Room requirements Ideally there should be two 'areas' to the family programme space. One portion of the space should be suitable for crafting, the other suitable for sitting and reading. Ideally there should be easy access to a toilet (and potentially a bath in case of accidents!) and a single exit.

Materials Change table/mat Microwave Clock Wipes Tissues There should be a copy of the Family Room programme at the door. There should also be a copy of the full programme at the sign in table.

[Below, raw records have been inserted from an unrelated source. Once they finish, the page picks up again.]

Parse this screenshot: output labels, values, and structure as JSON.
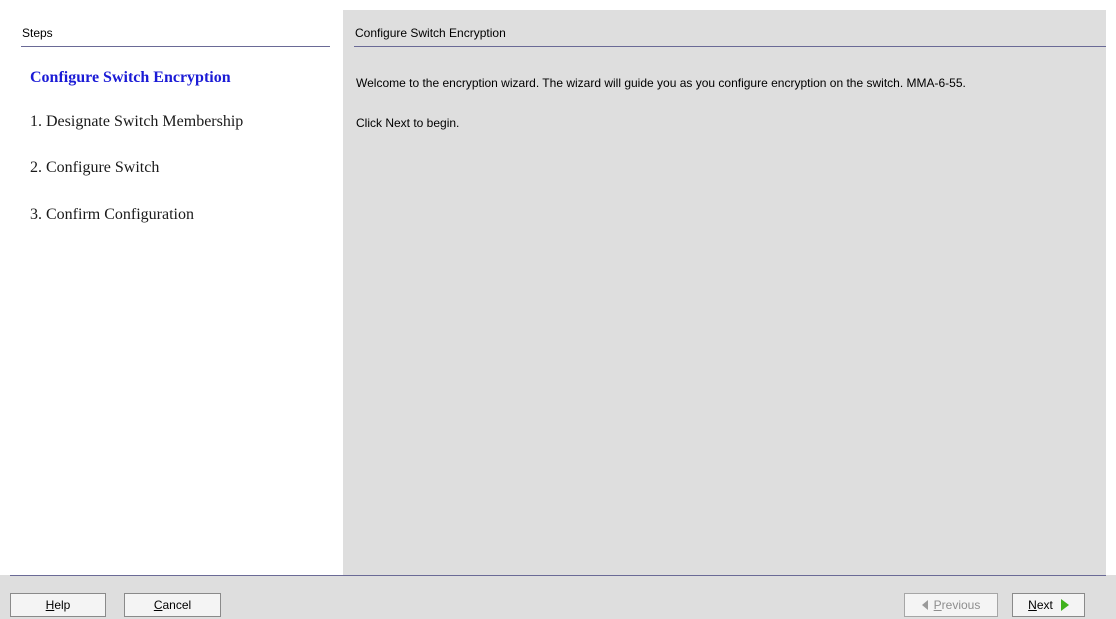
{
  "steps_panel": {
    "header": "Steps",
    "items": [
      {
        "label": "Configure Switch Encryption",
        "current": true
      },
      {
        "label": "1. Designate Switch Membership",
        "current": false
      },
      {
        "label": "2. Configure Switch",
        "current": false
      },
      {
        "label": "3. Confirm Configuration",
        "current": false
      }
    ]
  },
  "content": {
    "header": "Configure Switch Encryption",
    "welcome_text": "Welcome to the encryption wizard. The wizard will guide you as you configure encryption on the switch. MMA-6-55.",
    "instruction_text": "Click Next to begin."
  },
  "buttons": {
    "help": {
      "mnemonic": "H",
      "rest": "elp"
    },
    "cancel": {
      "mnemonic": "C",
      "rest": "ancel"
    },
    "previous": {
      "mnemonic": "P",
      "rest": "revious",
      "enabled": false,
      "icon": "left-arrow-icon"
    },
    "next": {
      "mnemonic": "N",
      "rest": "ext",
      "enabled": true,
      "icon": "right-arrow-icon"
    }
  },
  "colors": {
    "current_step": "#1b1bd6",
    "panel_background": "#dedede",
    "separator": "#6a6a96",
    "next_arrow": "#3fb21c"
  }
}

Programme items People running programme items are not expected to look after the children in the room, merely provide an activity to distract them. In general, programme items should run for about half an hour only (some high interest items, like Plush Toy Wars, may run for an hour). Over an Easter convention, programming will begin on Friday morning. It will run from the opening of programming each day until the dinner break, with a break at lunchtime. On Friday, items are best scheduled for half an hour out of every hour (based on the number of attendees), and Sunday, programming does not really need to begin before lunchtime. Monday, no programming (or minimal... Maybe videos) is necessary, but the space and some chill out materials are essential, as all the kids are really tired and may need space! Ideally, all Guests will be invited to participate in a Family Programme item (Guests whose work is not kid-friendly might like to do a reading from/talk about one of their childhood favourites, or discuss their process). Regular favourite items are the Fan Art panels (where an artist comes in and draws with everyone... Several of these are possible over the course of a con), chocolate games (Kit-Kat Jenga, chocolate Checkers, chocolate Ker-Plunk!), and readings. Physical activities are great to include where possible. A Children's Masquerade could run on the Saturday afternoon, preceded by costume related activities (face-painting, mask making). A photographer might be invited.